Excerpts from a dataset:
———
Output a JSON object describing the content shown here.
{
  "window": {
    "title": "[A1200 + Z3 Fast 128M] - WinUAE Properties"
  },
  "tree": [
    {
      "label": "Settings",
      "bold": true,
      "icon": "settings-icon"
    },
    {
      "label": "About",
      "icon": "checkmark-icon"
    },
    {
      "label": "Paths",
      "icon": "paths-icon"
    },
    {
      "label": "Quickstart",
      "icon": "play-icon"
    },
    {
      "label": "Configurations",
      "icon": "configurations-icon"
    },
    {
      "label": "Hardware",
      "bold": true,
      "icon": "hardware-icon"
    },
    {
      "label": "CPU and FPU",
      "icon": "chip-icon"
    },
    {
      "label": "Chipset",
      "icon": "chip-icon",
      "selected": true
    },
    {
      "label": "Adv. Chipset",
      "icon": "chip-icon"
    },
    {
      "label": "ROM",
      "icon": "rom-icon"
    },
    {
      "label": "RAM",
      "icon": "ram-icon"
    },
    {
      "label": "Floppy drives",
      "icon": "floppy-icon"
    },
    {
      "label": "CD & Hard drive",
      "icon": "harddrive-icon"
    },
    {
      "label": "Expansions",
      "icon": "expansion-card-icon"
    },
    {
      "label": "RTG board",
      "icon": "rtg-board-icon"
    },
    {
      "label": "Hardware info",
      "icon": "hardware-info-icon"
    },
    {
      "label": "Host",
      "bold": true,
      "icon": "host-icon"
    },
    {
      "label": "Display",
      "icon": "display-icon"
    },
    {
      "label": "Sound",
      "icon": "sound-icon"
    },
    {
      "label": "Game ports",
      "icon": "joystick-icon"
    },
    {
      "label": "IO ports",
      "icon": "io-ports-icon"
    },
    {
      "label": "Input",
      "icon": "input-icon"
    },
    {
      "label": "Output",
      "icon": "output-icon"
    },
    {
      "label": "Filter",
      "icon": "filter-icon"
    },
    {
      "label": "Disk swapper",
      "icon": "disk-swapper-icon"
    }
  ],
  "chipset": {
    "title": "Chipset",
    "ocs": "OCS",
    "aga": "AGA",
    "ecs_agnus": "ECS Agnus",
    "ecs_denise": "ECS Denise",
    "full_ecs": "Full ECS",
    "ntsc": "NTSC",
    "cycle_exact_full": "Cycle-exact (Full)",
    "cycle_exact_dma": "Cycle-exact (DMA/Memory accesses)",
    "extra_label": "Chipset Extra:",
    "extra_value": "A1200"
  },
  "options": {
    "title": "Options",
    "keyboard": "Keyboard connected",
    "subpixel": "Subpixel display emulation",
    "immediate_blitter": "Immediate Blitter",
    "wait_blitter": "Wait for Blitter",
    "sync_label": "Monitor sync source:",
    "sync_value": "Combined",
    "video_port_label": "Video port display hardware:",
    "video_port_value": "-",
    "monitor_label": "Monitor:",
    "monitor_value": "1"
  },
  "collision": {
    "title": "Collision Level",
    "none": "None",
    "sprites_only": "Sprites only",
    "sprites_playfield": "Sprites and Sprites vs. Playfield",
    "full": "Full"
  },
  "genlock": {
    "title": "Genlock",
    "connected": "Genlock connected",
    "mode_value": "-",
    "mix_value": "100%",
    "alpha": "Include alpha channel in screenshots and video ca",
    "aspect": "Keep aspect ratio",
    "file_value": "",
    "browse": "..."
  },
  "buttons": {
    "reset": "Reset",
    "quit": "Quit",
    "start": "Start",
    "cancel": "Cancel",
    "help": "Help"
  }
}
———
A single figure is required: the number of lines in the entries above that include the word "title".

5